[Records contained in a dataset]
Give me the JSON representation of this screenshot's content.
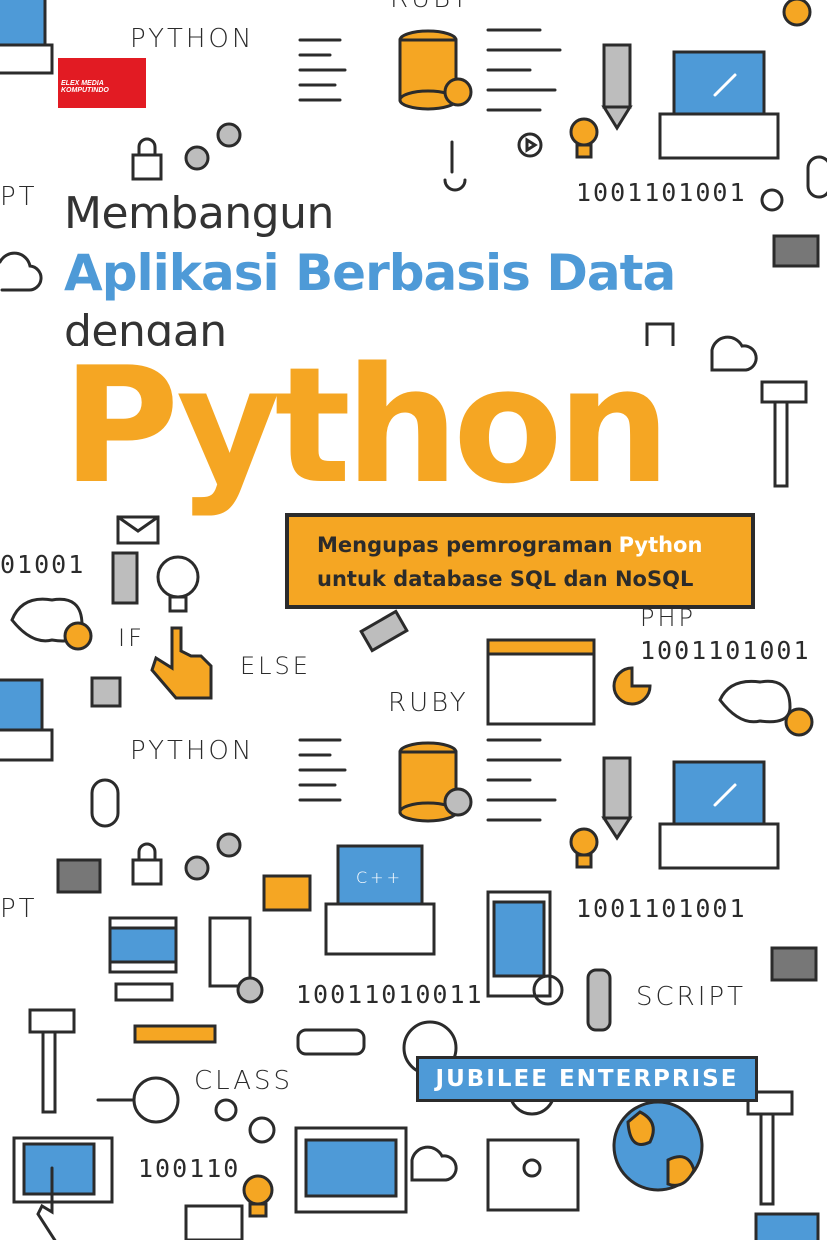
{
  "publisher": {
    "logo_text": "ELEX MEDIA KOMPUTINDO"
  },
  "title": {
    "line1": "Membangun",
    "line2": "Aplikasi Berbasis Data",
    "line3": "dengan",
    "line4": "Python"
  },
  "subtitle": {
    "line1_prefix": "Mengupas pemrograman",
    "line1_highlight": "Python",
    "line2": "untuk database SQL dan NoSQL"
  },
  "author": "JUBILEE ENTERPRISE",
  "doodle_words": {
    "python_top": "PYTHON",
    "script_left": "PT",
    "python_mid": "PYTHON",
    "script_left2": "PT",
    "else": "ELSE",
    "if": "IF",
    "ruby": "RUBY",
    "class": "CLASS",
    "script": "SCRIPT",
    "cpp": "C++",
    "php": "PHP",
    "ruby_top": "RUBY"
  },
  "binary": {
    "b1": "1001101001",
    "b2": "01001",
    "b3": "1001101001",
    "b4": "1001101001",
    "b5": "10011010011",
    "b6": "100110"
  },
  "colors": {
    "orange": "#f5a623",
    "blue": "#4e9ad7",
    "dark": "#2b2b2b",
    "red": "#e21b23"
  }
}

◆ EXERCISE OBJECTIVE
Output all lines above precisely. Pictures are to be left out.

◆ EXPECTED ANSWER
Give me the JSON representation of this screenshot's content.
{
  "publisher": {
    "logo_text": "ELEX MEDIA KOMPUTINDO"
  },
  "title": {
    "line1": "Membangun",
    "line2": "Aplikasi Berbasis Data",
    "line3": "dengan",
    "line4": "Python"
  },
  "subtitle": {
    "line1_prefix": "Mengupas pemrograman",
    "line1_highlight": "Python",
    "line2": "untuk database SQL dan NoSQL"
  },
  "author": "JUBILEE ENTERPRISE",
  "doodle_words": {
    "python_top": "PYTHON",
    "script_left": "PT",
    "python_mid": "PYTHON",
    "script_left2": "PT",
    "else": "ELSE",
    "if": "IF",
    "ruby": "RUBY",
    "class": "CLASS",
    "script": "SCRIPT",
    "cpp": "C++",
    "php": "PHP",
    "ruby_top": "RUBY"
  },
  "binary": {
    "b1": "1001101001",
    "b2": "01001",
    "b3": "1001101001",
    "b4": "1001101001",
    "b5": "10011010011",
    "b6": "100110"
  },
  "colors": {
    "orange": "#f5a623",
    "blue": "#4e9ad7",
    "dark": "#2b2b2b",
    "red": "#e21b23"
  }
}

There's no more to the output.